The former machine house of the “Aktienbrauerei zum Feldschlösschen” is located in Budapester Straße. Here you can not only drink the beer of the Dresden brewery, but also enjoy good hearty food.
Elector Johann Georg I allowed Anna Nehlin’s farm to serve beer and wine to strangers in 1644. About 40 years later, Dietrich von Bosse bought the farm at the foot of the Hahneberg and built the little castle in the field. He too received permission to serve beer and wine. After another change of ownership, the Feldschlößchen developed into a popular place for outings around 1730. Here people danced, bowled and enjoyed beer in a summer garden.
The Feldschlößchen was destroyed during the Battle of Dresden in 1813.
After the house was rebuilt and later when a new tenant was found in the Bavarian Albert Leonhard Meisl, who continued to run the excursion pub, a lager brewery was established on the premises on Budapester Straße. His sons converted the business into a public limited company and later sold it.
The brewery developed into one of the largest beer producers in Saxony. At the end of the 19th century, it joined forces with the Radebacher Exportbierbrauerei to form a community of interest and finally merged in 1920. Over the years, the excursion pub “Zum Feldschlößchen” remained.
In 1960, the brewery merged with other breweries in Dresden to form VEB Dresdner Brauereien. The brewery produced “Feldschlößchen-Pilsner”, draught beer and other non-alcoholic beverages. The production site was moved to Coschwitz and all the buildings were demolished except for the former machine house.
After 1990 and the political changes, there were several changes of ownership and currently the brand belongs to a larger holding company. On the old brewery site, the machine house was renovated to become the Feldschlößchen Stammhaus, and since 1998 guests have been able to enjoy Feldschlößchen beer there.
Visit to the Feldschlößchen Stammhaus
The Feldschlößchen Stammhaus on Budapester Straße is now a popular brewery and pub. Here you can sit in a quiet beer garden in a courtyard surrounded by office buildings or take a seat in the cosy interior. If you come as a larger group, you should reserve a table if possible. During our visit, the beer garden was already completely occupied in the very early afternoon and we took our seats in the brewery.

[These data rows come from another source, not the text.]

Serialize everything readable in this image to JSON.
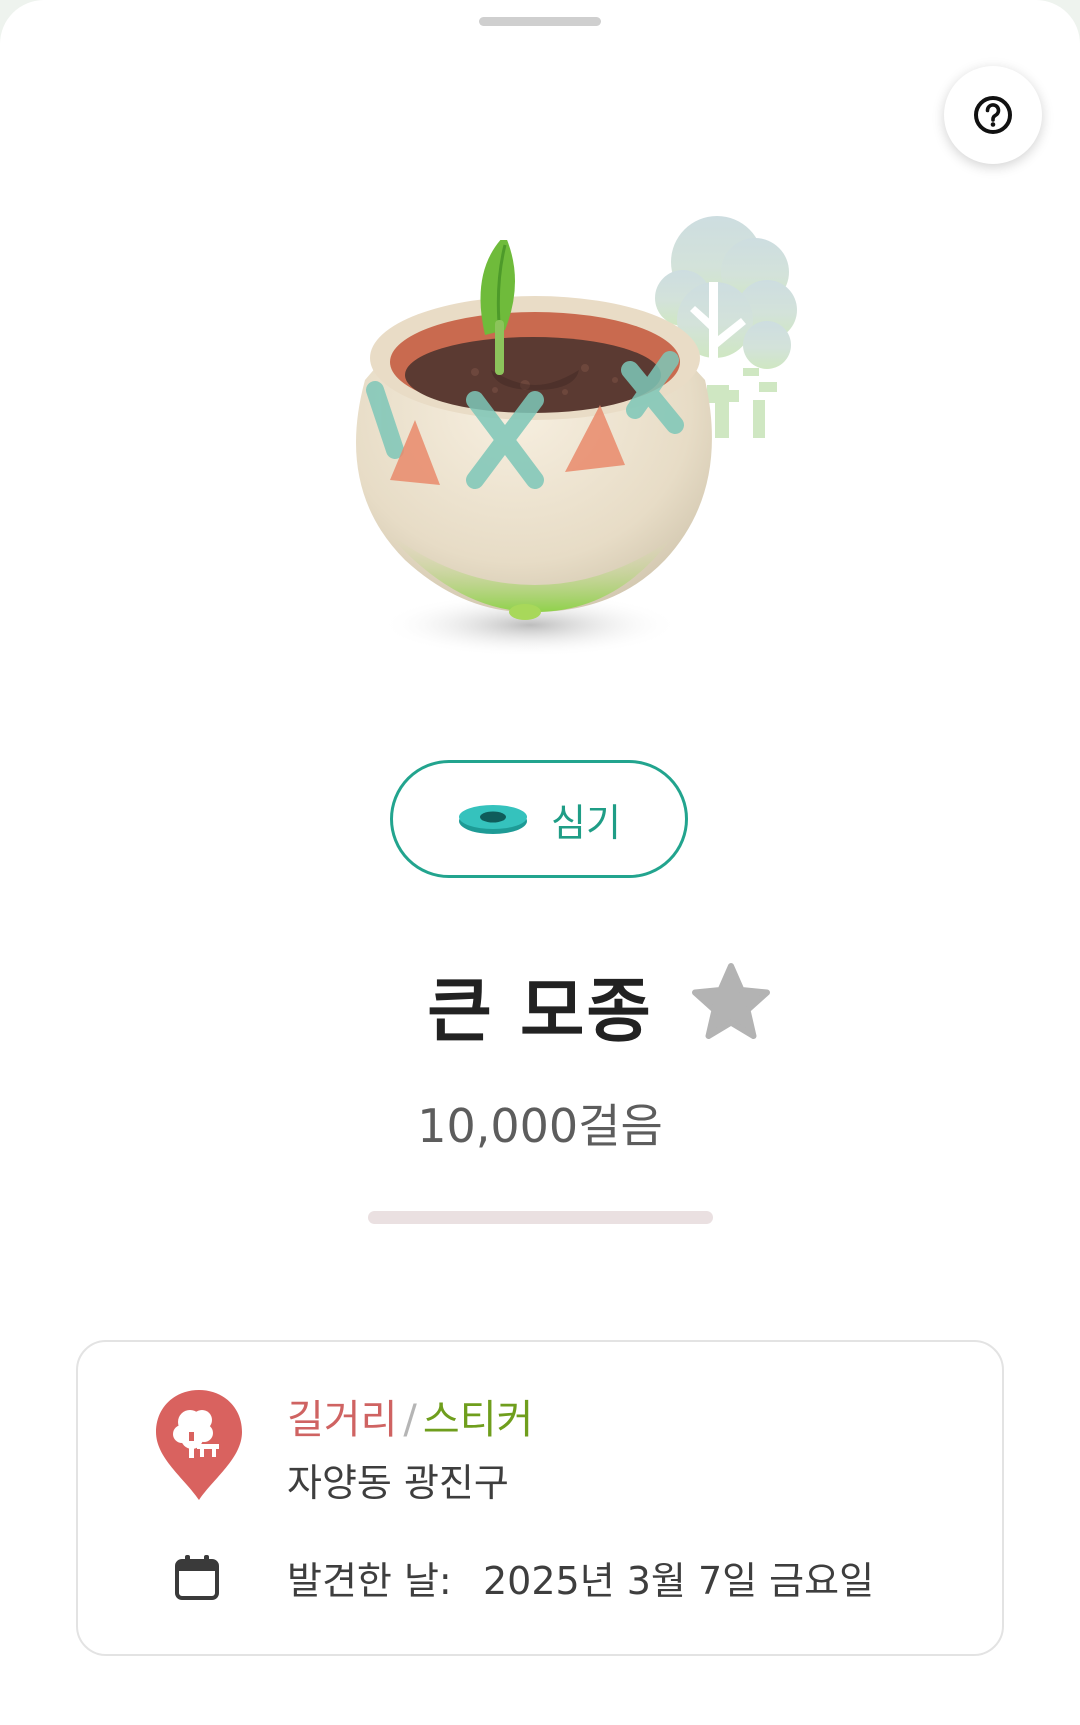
{
  "header": {
    "help_icon": "question-circle-icon"
  },
  "item": {
    "name": "큰 모종",
    "steps": "10,000걸음",
    "steps_progress": 0,
    "favorited": false,
    "image_icon": "seedling-pot-icon",
    "background_icon": "tree-bench-icon"
  },
  "actions": {
    "plant_label": "심기",
    "plant_icon": "pot-ring-icon"
  },
  "details": {
    "category_primary": "길거리",
    "category_separator": "/",
    "category_secondary": "스티커",
    "location": "자양동 광진구",
    "found_date_label": "발견한 날:",
    "found_date_value": "2025년 3월 7일 금요일",
    "pin_icon": "location-pin-tree-icon",
    "calendar_icon": "calendar-icon"
  },
  "colors": {
    "accent": "#22a48e",
    "category_primary": "#cf6362",
    "category_secondary": "#6f9e1d",
    "star_inactive": "#b3b3b3",
    "pin": "#d9625f"
  }
}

First we chose the food. Patrick chose the typical food in a brewery, the knuckle of pork. I chose the Steiger wild boar goulash with red cabbage and Bohemian dumplings.
My goulash was really excellently tender and juicy and I also liked the dumplings very much. The red cabbage was a bit too tasteless and too softly cooked for me. However, I always compare it with our homemade (fermented) red cabbage, which is crunchy and simply still tastes like cabbage.
The knuckle of pork was tender and tasted very good.
After we had decided on our food preferences, it was time to choose our beers. The Feldschlößchen Stammhaus offers a fixed range of beers and some seasonal products. In addition, there are some beers from other regional breweries, such as the black beer “Schwarzer Steiger” from the Freital brewery, which was also used to cook my goulash.
Dresdner Felsenkeller Urhell is a golden yellow bottom-fermented full beer that tastes only slightly of malt and hops. I found it not too bitter and you can taste a slightly fruity note. The alcohol content of the beer is 4.9%.
The Feldschlößchen Rubin has a wonderful colour. The beer tastes slightly caramel-like and nutty and is wonderfully drinkable. The alcohol content is 5.5%.
The small Feldschlößchen Pilsner is characterised by a spicy mushroom flavour. It is fresh, hoppy and with an alcohol content of 4.9%, it is one of the classics of the art of brewing.
The Feldschlößchen Kellerbier with its 4.8% alcohol content is slightly naturally cloudy. I liked the full-bodied taste best next to the Feldschlößchen Rubin.
Budapester Str. 32,